- Opening Delimiter -

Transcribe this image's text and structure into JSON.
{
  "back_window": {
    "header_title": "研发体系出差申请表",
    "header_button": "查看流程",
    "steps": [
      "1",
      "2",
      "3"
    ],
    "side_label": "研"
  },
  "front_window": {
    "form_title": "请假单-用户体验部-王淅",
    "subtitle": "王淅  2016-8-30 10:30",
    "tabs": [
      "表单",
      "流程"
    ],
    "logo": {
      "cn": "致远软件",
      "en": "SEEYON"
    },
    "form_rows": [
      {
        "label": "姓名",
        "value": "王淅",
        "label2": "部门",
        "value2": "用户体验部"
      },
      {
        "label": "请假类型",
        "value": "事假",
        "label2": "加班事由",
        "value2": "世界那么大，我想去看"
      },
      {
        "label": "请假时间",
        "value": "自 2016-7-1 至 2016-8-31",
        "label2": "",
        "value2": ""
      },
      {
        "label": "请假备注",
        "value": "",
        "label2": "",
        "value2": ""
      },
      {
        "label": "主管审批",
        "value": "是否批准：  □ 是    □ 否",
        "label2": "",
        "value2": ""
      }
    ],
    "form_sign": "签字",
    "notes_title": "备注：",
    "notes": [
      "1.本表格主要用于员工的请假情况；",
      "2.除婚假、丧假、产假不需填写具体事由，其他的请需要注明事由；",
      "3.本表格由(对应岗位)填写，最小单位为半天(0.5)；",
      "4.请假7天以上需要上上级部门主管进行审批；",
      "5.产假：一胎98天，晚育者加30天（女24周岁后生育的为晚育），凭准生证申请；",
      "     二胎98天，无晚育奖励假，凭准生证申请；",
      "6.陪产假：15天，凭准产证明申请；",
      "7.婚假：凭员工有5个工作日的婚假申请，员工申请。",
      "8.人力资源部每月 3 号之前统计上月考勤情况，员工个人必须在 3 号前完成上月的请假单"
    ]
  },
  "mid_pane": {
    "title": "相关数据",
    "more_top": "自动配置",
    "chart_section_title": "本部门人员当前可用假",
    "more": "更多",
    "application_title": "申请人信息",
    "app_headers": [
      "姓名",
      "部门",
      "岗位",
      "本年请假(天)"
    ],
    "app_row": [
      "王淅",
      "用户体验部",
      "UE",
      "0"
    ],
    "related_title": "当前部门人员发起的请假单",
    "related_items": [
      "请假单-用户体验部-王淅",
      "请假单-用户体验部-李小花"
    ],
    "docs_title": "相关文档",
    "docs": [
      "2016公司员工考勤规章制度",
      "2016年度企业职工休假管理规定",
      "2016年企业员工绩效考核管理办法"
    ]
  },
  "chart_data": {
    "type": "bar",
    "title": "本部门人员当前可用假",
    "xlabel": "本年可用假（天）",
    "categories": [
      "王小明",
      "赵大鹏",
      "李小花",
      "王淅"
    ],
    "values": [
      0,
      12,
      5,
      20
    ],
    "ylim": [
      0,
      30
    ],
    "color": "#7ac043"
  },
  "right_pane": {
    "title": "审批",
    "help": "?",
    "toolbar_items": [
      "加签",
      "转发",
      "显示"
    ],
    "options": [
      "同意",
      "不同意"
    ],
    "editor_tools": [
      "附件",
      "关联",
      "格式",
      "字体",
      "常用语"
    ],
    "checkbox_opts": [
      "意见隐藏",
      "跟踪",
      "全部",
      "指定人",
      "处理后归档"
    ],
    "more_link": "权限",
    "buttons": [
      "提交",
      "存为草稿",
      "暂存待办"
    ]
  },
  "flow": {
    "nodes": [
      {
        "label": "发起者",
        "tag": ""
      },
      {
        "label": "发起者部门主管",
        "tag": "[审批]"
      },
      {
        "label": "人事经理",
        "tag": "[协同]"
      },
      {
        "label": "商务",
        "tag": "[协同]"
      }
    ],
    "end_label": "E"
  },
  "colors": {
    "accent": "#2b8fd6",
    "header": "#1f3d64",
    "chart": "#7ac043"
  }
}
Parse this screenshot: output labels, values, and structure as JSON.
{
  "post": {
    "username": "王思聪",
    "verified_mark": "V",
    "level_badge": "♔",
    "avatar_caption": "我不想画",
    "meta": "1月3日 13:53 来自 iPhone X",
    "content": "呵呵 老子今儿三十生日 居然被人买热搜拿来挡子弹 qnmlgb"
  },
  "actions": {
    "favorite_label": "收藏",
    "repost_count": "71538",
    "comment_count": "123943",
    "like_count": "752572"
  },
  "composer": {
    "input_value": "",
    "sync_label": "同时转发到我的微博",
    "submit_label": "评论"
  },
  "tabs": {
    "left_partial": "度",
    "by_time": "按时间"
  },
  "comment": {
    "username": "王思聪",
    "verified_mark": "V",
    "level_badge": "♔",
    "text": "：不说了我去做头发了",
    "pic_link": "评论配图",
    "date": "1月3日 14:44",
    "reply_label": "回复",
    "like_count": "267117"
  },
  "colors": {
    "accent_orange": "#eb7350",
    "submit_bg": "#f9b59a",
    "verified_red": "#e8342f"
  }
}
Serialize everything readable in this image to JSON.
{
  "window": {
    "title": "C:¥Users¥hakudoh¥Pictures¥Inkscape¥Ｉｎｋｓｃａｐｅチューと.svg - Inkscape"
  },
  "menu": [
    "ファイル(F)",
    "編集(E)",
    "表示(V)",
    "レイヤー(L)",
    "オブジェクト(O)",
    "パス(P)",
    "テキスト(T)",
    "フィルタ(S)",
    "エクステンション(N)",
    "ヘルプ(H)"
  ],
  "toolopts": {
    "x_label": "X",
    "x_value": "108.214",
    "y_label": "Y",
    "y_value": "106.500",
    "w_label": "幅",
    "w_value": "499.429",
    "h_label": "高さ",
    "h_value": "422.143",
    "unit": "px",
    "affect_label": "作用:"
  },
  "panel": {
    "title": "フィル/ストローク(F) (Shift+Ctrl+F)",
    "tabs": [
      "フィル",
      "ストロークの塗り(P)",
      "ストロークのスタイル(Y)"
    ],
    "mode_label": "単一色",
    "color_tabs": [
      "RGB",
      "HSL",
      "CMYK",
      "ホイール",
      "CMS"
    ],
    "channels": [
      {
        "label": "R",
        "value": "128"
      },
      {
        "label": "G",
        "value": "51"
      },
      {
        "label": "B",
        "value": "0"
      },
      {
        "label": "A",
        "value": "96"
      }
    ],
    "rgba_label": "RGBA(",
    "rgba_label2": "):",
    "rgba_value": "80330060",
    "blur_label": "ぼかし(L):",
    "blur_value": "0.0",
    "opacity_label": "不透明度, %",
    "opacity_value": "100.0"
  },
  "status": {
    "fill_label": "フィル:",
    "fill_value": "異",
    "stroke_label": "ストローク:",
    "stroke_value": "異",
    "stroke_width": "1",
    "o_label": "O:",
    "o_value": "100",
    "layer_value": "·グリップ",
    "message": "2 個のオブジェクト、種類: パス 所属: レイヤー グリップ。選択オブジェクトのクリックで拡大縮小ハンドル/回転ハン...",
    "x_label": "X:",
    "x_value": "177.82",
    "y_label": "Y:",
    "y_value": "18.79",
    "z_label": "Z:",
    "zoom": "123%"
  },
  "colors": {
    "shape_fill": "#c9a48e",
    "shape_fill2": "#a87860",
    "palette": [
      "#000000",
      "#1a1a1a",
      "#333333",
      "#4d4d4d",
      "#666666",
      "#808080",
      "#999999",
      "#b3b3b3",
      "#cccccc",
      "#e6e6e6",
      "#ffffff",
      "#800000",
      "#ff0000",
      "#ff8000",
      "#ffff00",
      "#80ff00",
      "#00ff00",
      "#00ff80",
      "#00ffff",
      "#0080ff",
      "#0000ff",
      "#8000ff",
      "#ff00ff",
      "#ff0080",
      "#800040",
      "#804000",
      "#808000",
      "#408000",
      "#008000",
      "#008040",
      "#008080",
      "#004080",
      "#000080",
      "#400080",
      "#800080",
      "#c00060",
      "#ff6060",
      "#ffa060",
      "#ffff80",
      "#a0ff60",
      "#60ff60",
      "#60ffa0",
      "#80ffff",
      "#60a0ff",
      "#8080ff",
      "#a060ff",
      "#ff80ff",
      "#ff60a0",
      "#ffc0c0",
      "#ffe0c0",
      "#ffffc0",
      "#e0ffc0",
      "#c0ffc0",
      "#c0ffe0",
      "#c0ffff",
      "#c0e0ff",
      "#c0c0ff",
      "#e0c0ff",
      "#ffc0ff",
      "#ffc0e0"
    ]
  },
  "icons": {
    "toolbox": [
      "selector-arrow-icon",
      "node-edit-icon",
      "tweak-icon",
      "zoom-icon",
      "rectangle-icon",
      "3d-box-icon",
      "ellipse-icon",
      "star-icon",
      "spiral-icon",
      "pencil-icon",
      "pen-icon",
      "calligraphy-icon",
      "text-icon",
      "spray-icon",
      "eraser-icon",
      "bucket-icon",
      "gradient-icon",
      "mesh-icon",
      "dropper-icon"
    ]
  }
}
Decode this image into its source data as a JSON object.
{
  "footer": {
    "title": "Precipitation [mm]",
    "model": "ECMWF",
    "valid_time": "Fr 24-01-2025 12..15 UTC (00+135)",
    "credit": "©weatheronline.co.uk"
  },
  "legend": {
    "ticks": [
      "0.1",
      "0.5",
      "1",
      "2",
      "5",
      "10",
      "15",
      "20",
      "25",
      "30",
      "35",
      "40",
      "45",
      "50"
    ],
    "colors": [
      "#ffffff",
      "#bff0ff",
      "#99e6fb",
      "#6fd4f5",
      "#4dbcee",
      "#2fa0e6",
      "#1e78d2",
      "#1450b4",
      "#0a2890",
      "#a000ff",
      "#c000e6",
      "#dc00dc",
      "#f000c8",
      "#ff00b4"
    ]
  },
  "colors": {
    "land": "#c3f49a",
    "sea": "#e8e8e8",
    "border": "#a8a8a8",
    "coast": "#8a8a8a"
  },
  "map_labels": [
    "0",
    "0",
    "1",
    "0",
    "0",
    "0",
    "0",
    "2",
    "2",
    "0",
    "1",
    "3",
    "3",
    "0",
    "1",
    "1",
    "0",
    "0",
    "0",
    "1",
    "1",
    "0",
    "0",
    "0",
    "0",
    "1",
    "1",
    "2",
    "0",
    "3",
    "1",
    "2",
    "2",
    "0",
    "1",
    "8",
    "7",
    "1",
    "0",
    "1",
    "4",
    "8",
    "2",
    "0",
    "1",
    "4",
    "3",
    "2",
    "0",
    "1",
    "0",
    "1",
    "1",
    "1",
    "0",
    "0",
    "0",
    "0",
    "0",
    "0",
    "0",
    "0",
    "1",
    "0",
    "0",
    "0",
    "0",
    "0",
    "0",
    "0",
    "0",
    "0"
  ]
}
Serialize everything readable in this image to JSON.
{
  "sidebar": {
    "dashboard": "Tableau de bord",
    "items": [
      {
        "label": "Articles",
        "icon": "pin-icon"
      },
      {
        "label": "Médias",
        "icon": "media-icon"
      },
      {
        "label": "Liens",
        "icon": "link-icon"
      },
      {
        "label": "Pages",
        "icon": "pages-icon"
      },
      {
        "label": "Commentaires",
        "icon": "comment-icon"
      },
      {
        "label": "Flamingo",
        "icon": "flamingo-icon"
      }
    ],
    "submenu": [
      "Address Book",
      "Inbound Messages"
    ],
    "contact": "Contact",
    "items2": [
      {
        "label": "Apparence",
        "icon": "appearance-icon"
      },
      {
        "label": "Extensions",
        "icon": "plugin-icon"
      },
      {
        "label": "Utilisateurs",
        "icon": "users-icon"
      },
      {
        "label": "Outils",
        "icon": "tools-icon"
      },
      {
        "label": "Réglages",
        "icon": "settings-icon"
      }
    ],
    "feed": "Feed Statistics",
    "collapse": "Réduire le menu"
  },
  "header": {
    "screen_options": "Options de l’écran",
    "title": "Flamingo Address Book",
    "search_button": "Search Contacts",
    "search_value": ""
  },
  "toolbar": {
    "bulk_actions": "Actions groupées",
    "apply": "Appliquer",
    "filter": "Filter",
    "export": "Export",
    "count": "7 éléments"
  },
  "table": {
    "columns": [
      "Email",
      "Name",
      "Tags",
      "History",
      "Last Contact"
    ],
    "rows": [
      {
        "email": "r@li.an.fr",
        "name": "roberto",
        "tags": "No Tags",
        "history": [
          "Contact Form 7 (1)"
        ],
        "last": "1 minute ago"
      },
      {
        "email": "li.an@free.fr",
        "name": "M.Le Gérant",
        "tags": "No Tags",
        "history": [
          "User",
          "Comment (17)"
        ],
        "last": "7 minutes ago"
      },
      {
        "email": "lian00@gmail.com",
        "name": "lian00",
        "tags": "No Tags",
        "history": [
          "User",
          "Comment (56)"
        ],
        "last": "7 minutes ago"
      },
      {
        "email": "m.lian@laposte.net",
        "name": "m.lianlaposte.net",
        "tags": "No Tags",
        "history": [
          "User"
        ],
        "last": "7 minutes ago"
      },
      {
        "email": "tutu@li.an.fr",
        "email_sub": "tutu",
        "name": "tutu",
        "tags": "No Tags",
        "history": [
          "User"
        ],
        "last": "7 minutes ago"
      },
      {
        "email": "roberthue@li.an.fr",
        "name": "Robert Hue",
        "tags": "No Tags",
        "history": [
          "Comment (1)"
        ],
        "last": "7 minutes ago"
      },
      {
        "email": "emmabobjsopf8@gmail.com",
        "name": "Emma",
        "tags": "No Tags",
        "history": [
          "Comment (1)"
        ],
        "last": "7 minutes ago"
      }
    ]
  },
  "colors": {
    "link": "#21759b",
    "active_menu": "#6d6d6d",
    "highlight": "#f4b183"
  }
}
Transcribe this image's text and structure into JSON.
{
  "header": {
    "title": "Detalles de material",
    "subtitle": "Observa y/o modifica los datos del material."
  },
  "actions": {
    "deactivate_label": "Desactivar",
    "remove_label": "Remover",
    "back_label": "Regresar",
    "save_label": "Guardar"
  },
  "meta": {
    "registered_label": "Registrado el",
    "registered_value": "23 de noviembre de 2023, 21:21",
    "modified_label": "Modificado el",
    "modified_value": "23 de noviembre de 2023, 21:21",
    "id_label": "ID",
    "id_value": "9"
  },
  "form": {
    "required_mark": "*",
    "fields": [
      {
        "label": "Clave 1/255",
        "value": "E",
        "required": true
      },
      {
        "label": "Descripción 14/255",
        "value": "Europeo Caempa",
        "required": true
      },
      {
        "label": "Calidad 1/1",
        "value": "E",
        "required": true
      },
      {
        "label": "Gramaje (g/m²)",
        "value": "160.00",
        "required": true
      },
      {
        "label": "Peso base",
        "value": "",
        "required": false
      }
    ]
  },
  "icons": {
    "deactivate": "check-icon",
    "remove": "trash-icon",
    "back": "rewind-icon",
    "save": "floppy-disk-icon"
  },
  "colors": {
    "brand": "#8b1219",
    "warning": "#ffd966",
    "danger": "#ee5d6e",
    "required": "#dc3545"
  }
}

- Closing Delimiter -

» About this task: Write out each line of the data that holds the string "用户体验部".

» Expected answer:
    "form_title": "请假单-用户体验部-王淅",
        "value2": "用户体验部"
      "用户体验部",
      "请假单-用户体验部-王淅",
      "请假单-用户体验部-李小花"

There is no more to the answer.